_INFORMATION_:

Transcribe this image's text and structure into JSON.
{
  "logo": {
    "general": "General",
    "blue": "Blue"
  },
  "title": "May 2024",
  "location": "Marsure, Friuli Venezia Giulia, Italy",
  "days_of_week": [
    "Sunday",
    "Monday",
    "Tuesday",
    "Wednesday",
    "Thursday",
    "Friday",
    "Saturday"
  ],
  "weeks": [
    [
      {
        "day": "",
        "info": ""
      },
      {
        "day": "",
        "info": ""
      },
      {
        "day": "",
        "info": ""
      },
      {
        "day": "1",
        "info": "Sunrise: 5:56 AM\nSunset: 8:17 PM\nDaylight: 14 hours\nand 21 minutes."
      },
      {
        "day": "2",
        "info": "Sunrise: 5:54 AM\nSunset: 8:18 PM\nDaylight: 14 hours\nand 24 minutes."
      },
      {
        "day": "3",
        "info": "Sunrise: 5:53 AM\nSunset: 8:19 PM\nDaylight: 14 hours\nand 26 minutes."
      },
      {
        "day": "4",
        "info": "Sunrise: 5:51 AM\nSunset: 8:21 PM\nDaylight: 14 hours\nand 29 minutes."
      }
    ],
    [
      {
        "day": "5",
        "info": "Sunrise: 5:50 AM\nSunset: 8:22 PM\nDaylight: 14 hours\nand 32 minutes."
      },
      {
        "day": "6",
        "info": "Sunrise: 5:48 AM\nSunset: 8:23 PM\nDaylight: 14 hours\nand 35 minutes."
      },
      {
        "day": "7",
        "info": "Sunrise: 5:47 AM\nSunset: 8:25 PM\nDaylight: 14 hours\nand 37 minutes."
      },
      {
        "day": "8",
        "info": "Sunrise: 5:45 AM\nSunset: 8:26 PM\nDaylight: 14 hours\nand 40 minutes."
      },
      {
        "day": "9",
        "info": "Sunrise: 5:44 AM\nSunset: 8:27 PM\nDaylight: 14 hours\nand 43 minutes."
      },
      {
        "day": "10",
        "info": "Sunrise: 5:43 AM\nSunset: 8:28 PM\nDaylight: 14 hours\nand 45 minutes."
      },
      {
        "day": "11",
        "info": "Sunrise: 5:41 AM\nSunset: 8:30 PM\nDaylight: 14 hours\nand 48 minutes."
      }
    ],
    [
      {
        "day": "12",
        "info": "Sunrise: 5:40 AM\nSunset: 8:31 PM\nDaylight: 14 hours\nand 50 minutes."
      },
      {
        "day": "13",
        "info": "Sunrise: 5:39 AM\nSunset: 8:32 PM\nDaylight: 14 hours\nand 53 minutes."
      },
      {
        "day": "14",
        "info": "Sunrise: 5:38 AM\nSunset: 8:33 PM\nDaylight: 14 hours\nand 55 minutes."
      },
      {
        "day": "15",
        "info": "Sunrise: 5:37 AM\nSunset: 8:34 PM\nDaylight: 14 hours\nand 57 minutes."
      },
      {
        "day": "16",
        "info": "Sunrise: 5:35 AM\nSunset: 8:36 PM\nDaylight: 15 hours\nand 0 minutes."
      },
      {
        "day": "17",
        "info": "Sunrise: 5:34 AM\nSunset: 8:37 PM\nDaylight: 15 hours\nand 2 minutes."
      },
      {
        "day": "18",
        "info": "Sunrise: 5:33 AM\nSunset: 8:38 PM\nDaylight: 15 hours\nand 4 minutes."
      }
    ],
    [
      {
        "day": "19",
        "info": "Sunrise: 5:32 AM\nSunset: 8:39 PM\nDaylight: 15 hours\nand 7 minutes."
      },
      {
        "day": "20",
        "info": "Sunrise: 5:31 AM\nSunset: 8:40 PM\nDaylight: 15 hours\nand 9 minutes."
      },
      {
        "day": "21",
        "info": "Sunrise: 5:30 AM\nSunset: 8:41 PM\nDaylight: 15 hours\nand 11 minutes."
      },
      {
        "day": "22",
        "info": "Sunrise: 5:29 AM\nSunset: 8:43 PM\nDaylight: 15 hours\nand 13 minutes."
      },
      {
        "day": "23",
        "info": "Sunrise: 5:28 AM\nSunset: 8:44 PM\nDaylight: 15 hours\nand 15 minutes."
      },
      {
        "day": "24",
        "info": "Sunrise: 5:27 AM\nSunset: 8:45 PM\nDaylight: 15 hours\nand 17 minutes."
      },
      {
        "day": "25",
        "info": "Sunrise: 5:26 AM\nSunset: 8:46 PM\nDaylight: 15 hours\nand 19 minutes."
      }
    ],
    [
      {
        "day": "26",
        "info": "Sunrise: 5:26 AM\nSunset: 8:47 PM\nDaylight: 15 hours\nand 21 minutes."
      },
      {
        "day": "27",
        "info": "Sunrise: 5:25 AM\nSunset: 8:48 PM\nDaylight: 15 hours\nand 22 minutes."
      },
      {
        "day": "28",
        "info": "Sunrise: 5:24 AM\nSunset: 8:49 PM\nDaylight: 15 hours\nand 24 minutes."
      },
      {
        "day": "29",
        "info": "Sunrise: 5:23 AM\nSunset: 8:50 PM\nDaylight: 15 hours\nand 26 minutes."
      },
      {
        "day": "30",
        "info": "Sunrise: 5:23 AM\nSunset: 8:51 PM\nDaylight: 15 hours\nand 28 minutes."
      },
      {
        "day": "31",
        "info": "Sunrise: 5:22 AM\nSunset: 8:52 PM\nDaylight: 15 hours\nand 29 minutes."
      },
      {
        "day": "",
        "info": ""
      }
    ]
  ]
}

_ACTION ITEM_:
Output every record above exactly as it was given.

_SOLUTION BELOW_:
Transcribe this image's text and structure into JSON.
{
  "logo": {
    "general": "General",
    "blue": "Blue"
  },
  "title": "May 2024",
  "location": "Marsure, Friuli Venezia Giulia, Italy",
  "days_of_week": [
    "Sunday",
    "Monday",
    "Tuesday",
    "Wednesday",
    "Thursday",
    "Friday",
    "Saturday"
  ],
  "weeks": [
    [
      {
        "day": "",
        "info": ""
      },
      {
        "day": "",
        "info": ""
      },
      {
        "day": "",
        "info": ""
      },
      {
        "day": "1",
        "info": "Sunrise: 5:56 AM\nSunset: 8:17 PM\nDaylight: 14 hours\nand 21 minutes."
      },
      {
        "day": "2",
        "info": "Sunrise: 5:54 AM\nSunset: 8:18 PM\nDaylight: 14 hours\nand 24 minutes."
      },
      {
        "day": "3",
        "info": "Sunrise: 5:53 AM\nSunset: 8:19 PM\nDaylight: 14 hours\nand 26 minutes."
      },
      {
        "day": "4",
        "info": "Sunrise: 5:51 AM\nSunset: 8:21 PM\nDaylight: 14 hours\nand 29 minutes."
      }
    ],
    [
      {
        "day": "5",
        "info": "Sunrise: 5:50 AM\nSunset: 8:22 PM\nDaylight: 14 hours\nand 32 minutes."
      },
      {
        "day": "6",
        "info": "Sunrise: 5:48 AM\nSunset: 8:23 PM\nDaylight: 14 hours\nand 35 minutes."
      },
      {
        "day": "7",
        "info": "Sunrise: 5:47 AM\nSunset: 8:25 PM\nDaylight: 14 hours\nand 37 minutes."
      },
      {
        "day": "8",
        "info": "Sunrise: 5:45 AM\nSunset: 8:26 PM\nDaylight: 14 hours\nand 40 minutes."
      },
      {
        "day": "9",
        "info": "Sunrise: 5:44 AM\nSunset: 8:27 PM\nDaylight: 14 hours\nand 43 minutes."
      },
      {
        "day": "10",
        "info": "Sunrise: 5:43 AM\nSunset: 8:28 PM\nDaylight: 14 hours\nand 45 minutes."
      },
      {
        "day": "11",
        "info": "Sunrise: 5:41 AM\nSunset: 8:30 PM\nDaylight: 14 hours\nand 48 minutes."
      }
    ],
    [
      {
        "day": "12",
        "info": "Sunrise: 5:40 AM\nSunset: 8:31 PM\nDaylight: 14 hours\nand 50 minutes."
      },
      {
        "day": "13",
        "info": "Sunrise: 5:39 AM\nSunset: 8:32 PM\nDaylight: 14 hours\nand 53 minutes."
      },
      {
        "day": "14",
        "info": "Sunrise: 5:38 AM\nSunset: 8:33 PM\nDaylight: 14 hours\nand 55 minutes."
      },
      {
        "day": "15",
        "info": "Sunrise: 5:37 AM\nSunset: 8:34 PM\nDaylight: 14 hours\nand 57 minutes."
      },
      {
        "day": "16",
        "info": "Sunrise: 5:35 AM\nSunset: 8:36 PM\nDaylight: 15 hours\nand 0 minutes."
      },
      {
        "day": "17",
        "info": "Sunrise: 5:34 AM\nSunset: 8:37 PM\nDaylight: 15 hours\nand 2 minutes."
      },
      {
        "day": "18",
        "info": "Sunrise: 5:33 AM\nSunset: 8:38 PM\nDaylight: 15 hours\nand 4 minutes."
      }
    ],
    [
      {
        "day": "19",
        "info": "Sunrise: 5:32 AM\nSunset: 8:39 PM\nDaylight: 15 hours\nand 7 minutes."
      },
      {
        "day": "20",
        "info": "Sunrise: 5:31 AM\nSunset: 8:40 PM\nDaylight: 15 hours\nand 9 minutes."
      },
      {
        "day": "21",
        "info": "Sunrise: 5:30 AM\nSunset: 8:41 PM\nDaylight: 15 hours\nand 11 minutes."
      },
      {
        "day": "22",
        "info": "Sunrise: 5:29 AM\nSunset: 8:43 PM\nDaylight: 15 hours\nand 13 minutes."
      },
      {
        "day": "23",
        "info": "Sunrise: 5:28 AM\nSunset: 8:44 PM\nDaylight: 15 hours\nand 15 minutes."
      },
      {
        "day": "24",
        "info": "Sunrise: 5:27 AM\nSunset: 8:45 PM\nDaylight: 15 hours\nand 17 minutes."
      },
      {
        "day": "25",
        "info": "Sunrise: 5:26 AM\nSunset: 8:46 PM\nDaylight: 15 hours\nand 19 minutes."
      }
    ],
    [
      {
        "day": "26",
        "info": "Sunrise: 5:26 AM\nSunset: 8:47 PM\nDaylight: 15 hours\nand 21 minutes."
      },
      {
        "day": "27",
        "info": "Sunrise: 5:25 AM\nSunset: 8:48 PM\nDaylight: 15 hours\nand 22 minutes."
      },
      {
        "day": "28",
        "info": "Sunrise: 5:24 AM\nSunset: 8:49 PM\nDaylight: 15 hours\nand 24 minutes."
      },
      {
        "day": "29",
        "info": "Sunrise: 5:23 AM\nSunset: 8:50 PM\nDaylight: 15 hours\nand 26 minutes."
      },
      {
        "day": "30",
        "info": "Sunrise: 5:23 AM\nSunset: 8:51 PM\nDaylight: 15 hours\nand 28 minutes."
      },
      {
        "day": "31",
        "info": "Sunrise: 5:22 AM\nSunset: 8:52 PM\nDaylight: 15 hours\nand 29 minutes."
      },
      {
        "day": "",
        "info": ""
      }
    ]
  ]
}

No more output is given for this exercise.